-- Dataset records --

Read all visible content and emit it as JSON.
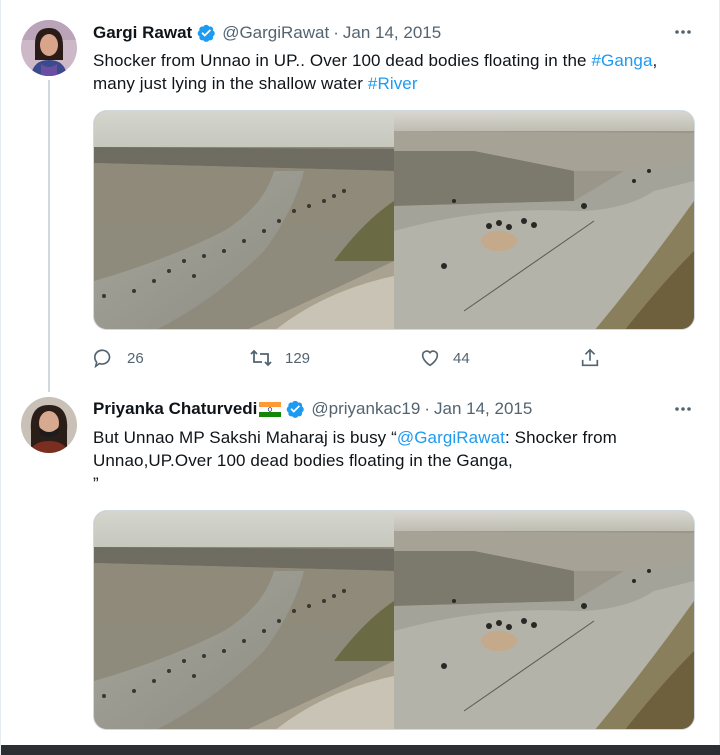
{
  "tweets": [
    {
      "author_name": "Gargi Rawat",
      "handle": "@GargiRawat",
      "separator": "·",
      "date": "Jan 14, 2015",
      "text_line1_plain": "Shocker from Unnao in UP.. Over 100 dead bodies floating in the ",
      "hashtag1": "#Ganga",
      "hashtag1_trail": ",",
      "text_line2_plain": "many just lying in the shallow water ",
      "hashtag2": "#River",
      "replies": "26",
      "retweets": "129",
      "likes": "44",
      "avatar_icon": "woman-avatar-icon",
      "verified_icon": "verified-badge-icon"
    },
    {
      "author_name": "Priyanka Chaturvedi",
      "handle": "@priyankac19",
      "separator": "·",
      "date": "Jan 14, 2015",
      "text_prefix": "But Unnao MP Sakshi Maharaj is busy “",
      "mention": "@GargiRawat",
      "text_after_mention": ": Shocker from",
      "text_line2": "Unnao,UP.Over 100 dead bodies floating in the Ganga,",
      "text_line3": "”",
      "flag_icon": "india-flag-icon",
      "avatar_icon": "woman-masked-avatar-icon",
      "verified_icon": "verified-badge-icon"
    }
  ],
  "colors": {
    "link": "#1d9bf0",
    "verified": "#1d9bf0",
    "secondary_text": "#536471",
    "thread_line": "#cfd9de",
    "bottom_bar": "#2b2f33"
  }
}
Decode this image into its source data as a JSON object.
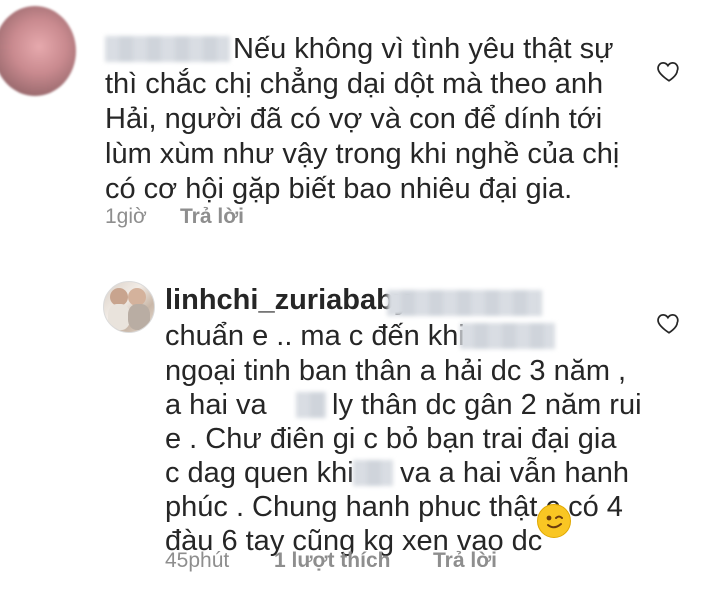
{
  "comments": [
    {
      "text_lines": [
        "Nếu không vì tình yêu thật sự",
        "thì chắc chị chẳng dại dột mà theo anh",
        "Hải, người đã có vợ và con để dính tới",
        "lùm xùm như vậy trong khi nghề của chị",
        "có cơ hội gặp biết bao nhiêu đại gia."
      ],
      "time": "1giờ",
      "reply_label": "Trả lời"
    },
    {
      "username": "linhchi_zuriababy",
      "text_lines": [
        "chuẩn e .. ma c đến khi",
        "ngoại tinh ban thân a hải dc 3 năm ,",
        "a hai va",
        "ly thân dc gân 2 năm rui",
        "e . Chư điên gi c bỏ bạn trai đại gia",
        "c dag quen khi",
        "va a hai vẫn hanh",
        "phúc . Chung hanh phuc thật c có 4",
        "đàu 6 tay cũng kg xen vao dc"
      ],
      "emoji": "winking-face-emoji",
      "time": "45phút",
      "likes_label": "1 lượt thích",
      "reply_label": "Trả lời"
    }
  ]
}
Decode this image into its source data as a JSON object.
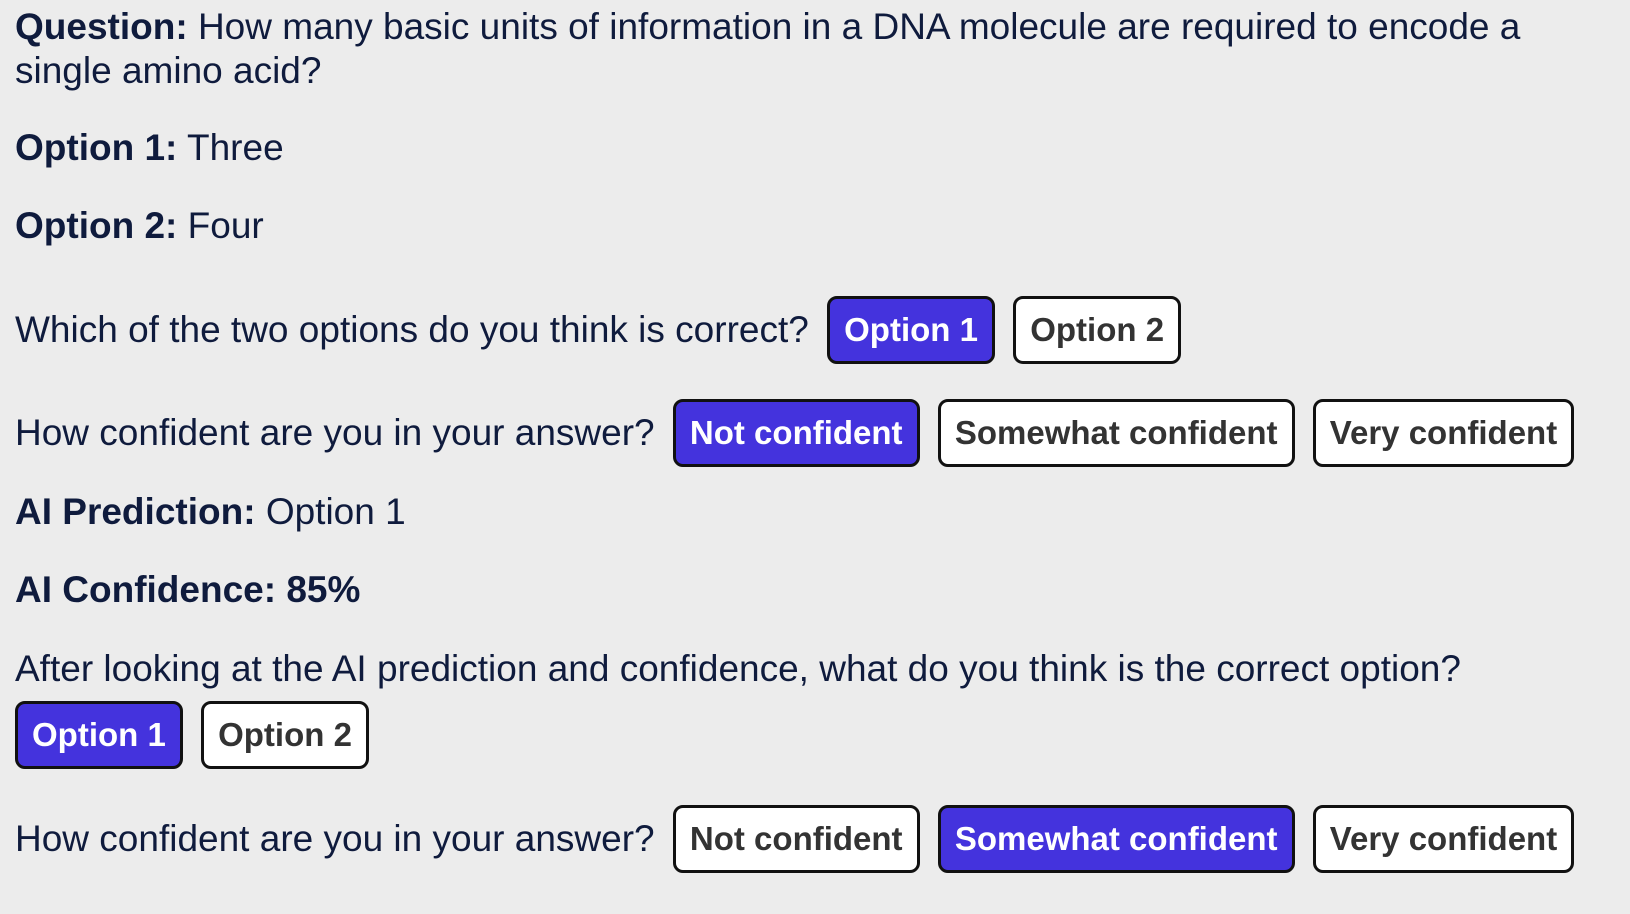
{
  "question": {
    "label": "Question:",
    "text": "How many basic units of information in a DNA molecule are required to encode a single amino acid?"
  },
  "option1": {
    "label": "Option 1:",
    "text": "Three"
  },
  "option2": {
    "label": "Option 2:",
    "text": "Four"
  },
  "initial_choice": {
    "prompt": "Which of the two options do you think is correct?",
    "buttons": [
      "Option 1",
      "Option 2"
    ],
    "selected": "Option 1"
  },
  "initial_confidence": {
    "prompt": "How confident are you in your answer?",
    "buttons": [
      "Not confident",
      "Somewhat confident",
      "Very confident"
    ],
    "selected": "Not confident"
  },
  "ai_prediction": {
    "label": "AI Prediction:",
    "value": "Option 1"
  },
  "ai_confidence": {
    "label": "AI Confidence:",
    "value": "85%"
  },
  "final_choice": {
    "prompt": "After looking at the AI prediction and confidence, what do you think is the correct option?",
    "buttons": [
      "Option 1",
      "Option 2"
    ],
    "selected": "Option 1"
  },
  "final_confidence": {
    "prompt": "How confident are you in your answer?",
    "buttons": [
      "Not confident",
      "Somewhat confident",
      "Very confident"
    ],
    "selected": "Somewhat confident"
  },
  "colors": {
    "background": "#ececec",
    "text": "#0f1b3d",
    "selected_button": "#4433dd",
    "button_border": "#111111"
  }
}
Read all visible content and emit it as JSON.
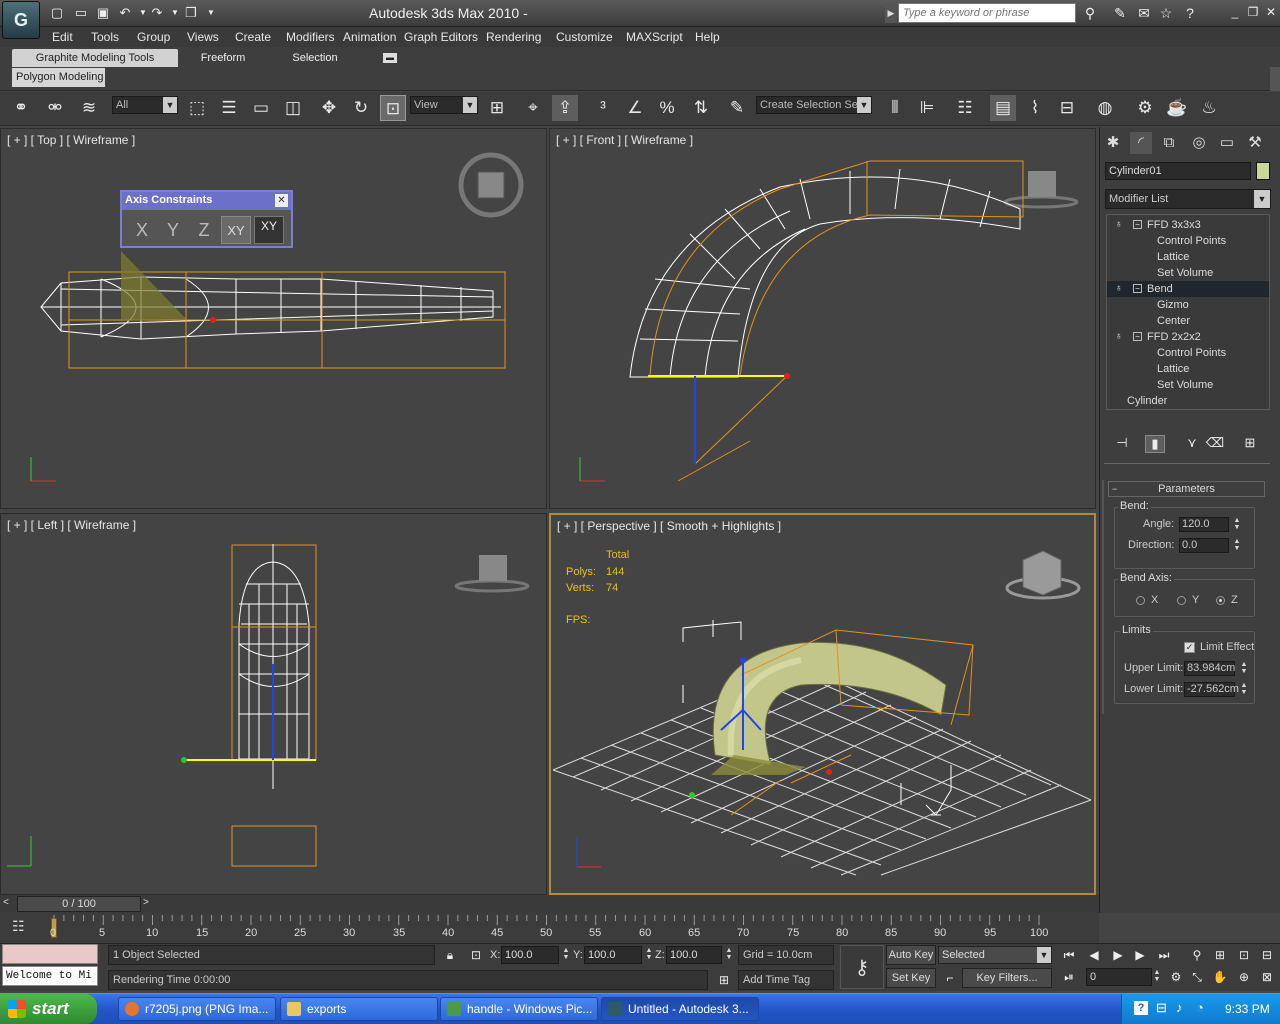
{
  "titlebar": {
    "title": "Autodesk 3ds Max  2010   -",
    "search_placeholder": "Type a keyword or phrase"
  },
  "menu": [
    "Edit",
    "Tools",
    "Group",
    "Views",
    "Create",
    "Modifiers",
    "Animation",
    "Graph Editors",
    "Rendering",
    "Customize",
    "MAXScript",
    "Help"
  ],
  "ribbon": {
    "tabs": [
      "Graphite Modeling Tools",
      "Freeform",
      "Selection"
    ],
    "subtab": "Polygon Modeling"
  },
  "toolbar": {
    "filter_value": "All",
    "refcoord_value": "View",
    "selection_set_placeholder": "Create Selection Se"
  },
  "axis_constraints": {
    "title": "Axis Constraints",
    "buttons": [
      "X",
      "Y",
      "Z",
      "XY",
      "XY"
    ]
  },
  "viewports": {
    "top": {
      "label": "[ + ] [ Top ] [ Wireframe ]",
      "cube": "TOP"
    },
    "front": {
      "label": "[ + ] [ Front ] [ Wireframe ]",
      "cube": "FRONT"
    },
    "left": {
      "label": "[ + ] [ Left ] [ Wireframe ]",
      "cube": "LEFT"
    },
    "perspective": {
      "label": "[ + ] [ Perspective ] [ Smooth + Highlights ]",
      "cube": "FRONT",
      "stats": {
        "total_label": "Total",
        "polys_label": "Polys:",
        "polys": "144",
        "verts_label": "Verts:",
        "verts": "74",
        "fps_label": "FPS:"
      }
    }
  },
  "command_panel": {
    "object_name": "Cylinder01",
    "object_color": "#c9d898",
    "modifier_list": "Modifier List",
    "stack": [
      {
        "label": "FFD 3x3x3",
        "level": 0,
        "bulb": true,
        "box": true
      },
      {
        "label": "Control Points",
        "level": 1
      },
      {
        "label": "Lattice",
        "level": 1
      },
      {
        "label": "Set Volume",
        "level": 1
      },
      {
        "label": "Bend",
        "level": 0,
        "bulb": true,
        "box": true,
        "selected": true
      },
      {
        "label": "Gizmo",
        "level": 1
      },
      {
        "label": "Center",
        "level": 1
      },
      {
        "label": "FFD 2x2x2",
        "level": 0,
        "bulb": true,
        "box": true
      },
      {
        "label": "Control Points",
        "level": 1
      },
      {
        "label": "Lattice",
        "level": 1
      },
      {
        "label": "Set Volume",
        "level": 1
      },
      {
        "label": "Cylinder",
        "level": 2
      }
    ],
    "parameters": {
      "title": "Parameters",
      "bend_label": "Bend:",
      "angle_label": "Angle:",
      "angle": "120.0",
      "direction_label": "Direction:",
      "direction": "0.0",
      "bend_axis_label": "Bend Axis:",
      "axis_options": [
        "X",
        "Y",
        "Z"
      ],
      "axis_selected": "Z",
      "limits_label": "Limits",
      "limit_effect_label": "Limit Effect",
      "limit_effect": true,
      "upper_label": "Upper Limit:",
      "upper": "83.984cm",
      "lower_label": "Lower Limit:",
      "lower": "-27.562cm"
    }
  },
  "timeline": {
    "slider": "0 / 100",
    "ticks": [
      "0",
      "5",
      "10",
      "15",
      "20",
      "25",
      "30",
      "35",
      "40",
      "45",
      "50",
      "55",
      "60",
      "65",
      "70",
      "75",
      "80",
      "85",
      "90",
      "95",
      "100"
    ]
  },
  "status": {
    "maxscript_listener": "Welcome to Mi",
    "selection": "1 Object Selected",
    "prompt": "Rendering Time  0:00:00",
    "x_label": "X:",
    "x": "100.0",
    "y_label": "Y:",
    "y": "100.0",
    "z_label": "Z:",
    "z": "100.0",
    "grid": "Grid = 10.0cm",
    "add_time_tag": "Add Time Tag",
    "auto_key": "Auto Key",
    "set_key": "Set Key",
    "selected_dropdown": "Selected",
    "key_filters": "Key Filters...",
    "frame": "0"
  },
  "taskbar": {
    "start": "start",
    "tasks": [
      "r7205j.png (PNG Ima...",
      "exports",
      "handle - Windows Pic...",
      "Untitled - Autodesk 3..."
    ],
    "clock": "9:33 PM"
  }
}
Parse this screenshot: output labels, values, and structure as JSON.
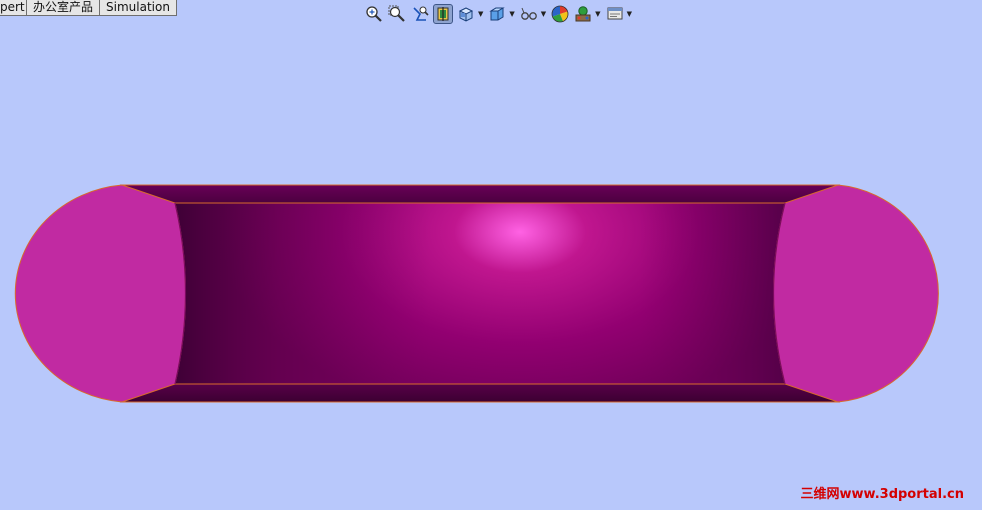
{
  "tabs": [
    "pert",
    "办公室产品",
    "Simulation"
  ],
  "toolbar": {
    "buttons": [
      {
        "name": "zoom-to-fit-icon",
        "dropdown": false,
        "active": false
      },
      {
        "name": "zoom-to-area-icon",
        "dropdown": false,
        "active": false
      },
      {
        "name": "previous-view-icon",
        "dropdown": false,
        "active": false
      },
      {
        "name": "section-view-icon",
        "dropdown": false,
        "active": true
      },
      {
        "name": "view-orientation-icon",
        "dropdown": true,
        "active": false
      },
      {
        "name": "display-style-icon",
        "dropdown": true,
        "active": false
      },
      {
        "name": "hide-show-items-icon",
        "dropdown": true,
        "active": false
      },
      {
        "name": "edit-appearance-icon",
        "dropdown": false,
        "active": false
      },
      {
        "name": "apply-scene-icon",
        "dropdown": true,
        "active": false
      },
      {
        "name": "view-settings-icon",
        "dropdown": true,
        "active": false
      }
    ]
  },
  "model": {
    "cap_color": "#c12aa2",
    "inner_highlight": "#ff62e4",
    "inner_dark": "#3e0036",
    "edge_color": "#d86a2c"
  },
  "watermark": "三维网www.3dportal.cn",
  "colors": {
    "background": "#b8c8fb"
  }
}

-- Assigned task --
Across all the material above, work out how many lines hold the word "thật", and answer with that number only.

-- Task result --
2